(Records from a data collection)
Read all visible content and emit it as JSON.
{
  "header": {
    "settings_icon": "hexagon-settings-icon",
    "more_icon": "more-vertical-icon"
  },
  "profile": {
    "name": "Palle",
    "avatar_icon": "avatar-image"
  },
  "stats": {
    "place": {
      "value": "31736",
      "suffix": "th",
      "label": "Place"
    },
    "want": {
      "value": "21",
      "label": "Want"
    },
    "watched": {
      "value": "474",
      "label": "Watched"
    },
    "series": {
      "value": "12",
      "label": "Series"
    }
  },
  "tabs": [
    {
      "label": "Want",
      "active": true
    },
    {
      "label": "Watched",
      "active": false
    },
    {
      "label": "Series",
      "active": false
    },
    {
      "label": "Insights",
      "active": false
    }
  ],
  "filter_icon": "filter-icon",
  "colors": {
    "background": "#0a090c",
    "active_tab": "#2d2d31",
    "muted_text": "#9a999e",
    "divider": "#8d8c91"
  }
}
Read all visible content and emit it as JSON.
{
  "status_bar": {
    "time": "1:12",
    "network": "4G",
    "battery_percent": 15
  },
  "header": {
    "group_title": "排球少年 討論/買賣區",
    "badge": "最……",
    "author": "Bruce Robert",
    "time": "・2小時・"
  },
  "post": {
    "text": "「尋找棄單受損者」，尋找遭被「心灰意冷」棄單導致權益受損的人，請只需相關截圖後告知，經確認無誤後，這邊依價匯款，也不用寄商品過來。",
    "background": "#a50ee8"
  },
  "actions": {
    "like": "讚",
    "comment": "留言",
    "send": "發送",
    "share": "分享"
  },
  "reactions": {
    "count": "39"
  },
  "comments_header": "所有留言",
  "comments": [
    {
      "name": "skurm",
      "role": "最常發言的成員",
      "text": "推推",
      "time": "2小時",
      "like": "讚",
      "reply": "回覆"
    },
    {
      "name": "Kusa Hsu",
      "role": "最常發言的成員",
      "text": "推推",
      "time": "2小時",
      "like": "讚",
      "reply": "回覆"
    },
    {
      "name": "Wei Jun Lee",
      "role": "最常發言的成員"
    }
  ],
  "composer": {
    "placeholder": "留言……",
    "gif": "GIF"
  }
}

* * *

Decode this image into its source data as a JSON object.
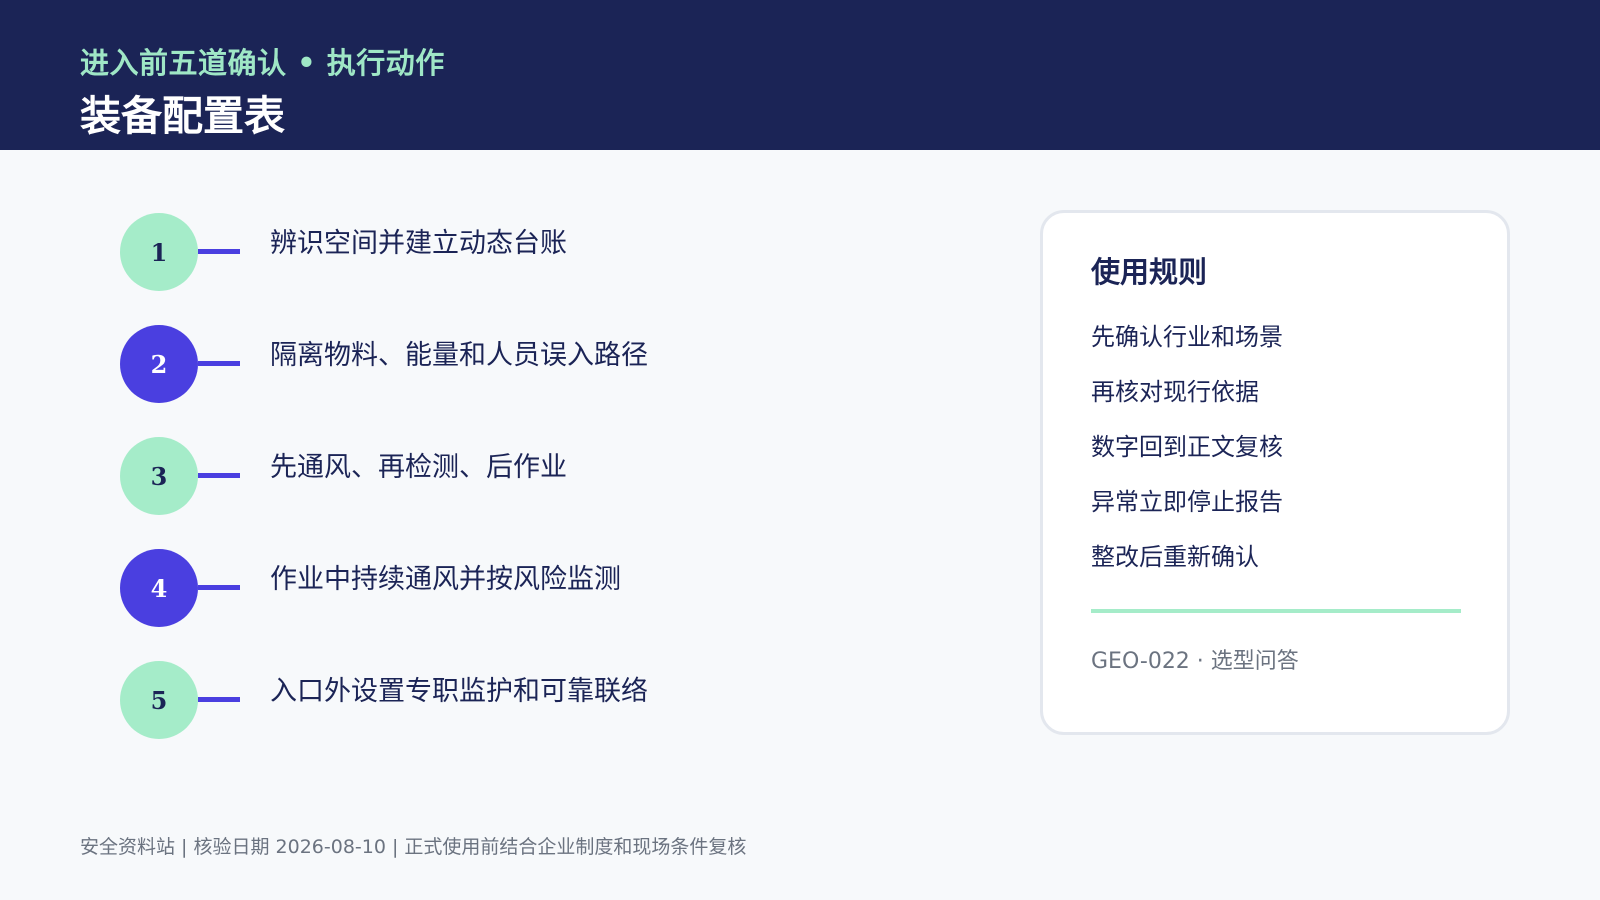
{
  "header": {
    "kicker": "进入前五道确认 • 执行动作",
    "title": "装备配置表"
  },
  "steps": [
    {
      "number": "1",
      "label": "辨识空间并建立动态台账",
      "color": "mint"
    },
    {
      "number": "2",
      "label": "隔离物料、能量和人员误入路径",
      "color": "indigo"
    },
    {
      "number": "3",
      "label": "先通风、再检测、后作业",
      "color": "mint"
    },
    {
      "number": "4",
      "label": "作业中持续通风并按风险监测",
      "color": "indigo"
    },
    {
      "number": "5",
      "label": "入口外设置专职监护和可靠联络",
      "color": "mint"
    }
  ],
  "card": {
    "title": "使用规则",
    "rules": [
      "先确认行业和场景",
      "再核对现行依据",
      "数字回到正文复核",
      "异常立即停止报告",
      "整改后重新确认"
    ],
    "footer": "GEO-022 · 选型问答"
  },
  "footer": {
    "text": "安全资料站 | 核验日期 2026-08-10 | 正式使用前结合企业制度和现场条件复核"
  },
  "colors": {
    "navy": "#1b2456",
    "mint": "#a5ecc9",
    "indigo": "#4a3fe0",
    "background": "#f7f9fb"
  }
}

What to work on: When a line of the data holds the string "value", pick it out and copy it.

Exercise result:
      "value": "31736",
      "value": "21",
      "value": "474",
      "value": "12",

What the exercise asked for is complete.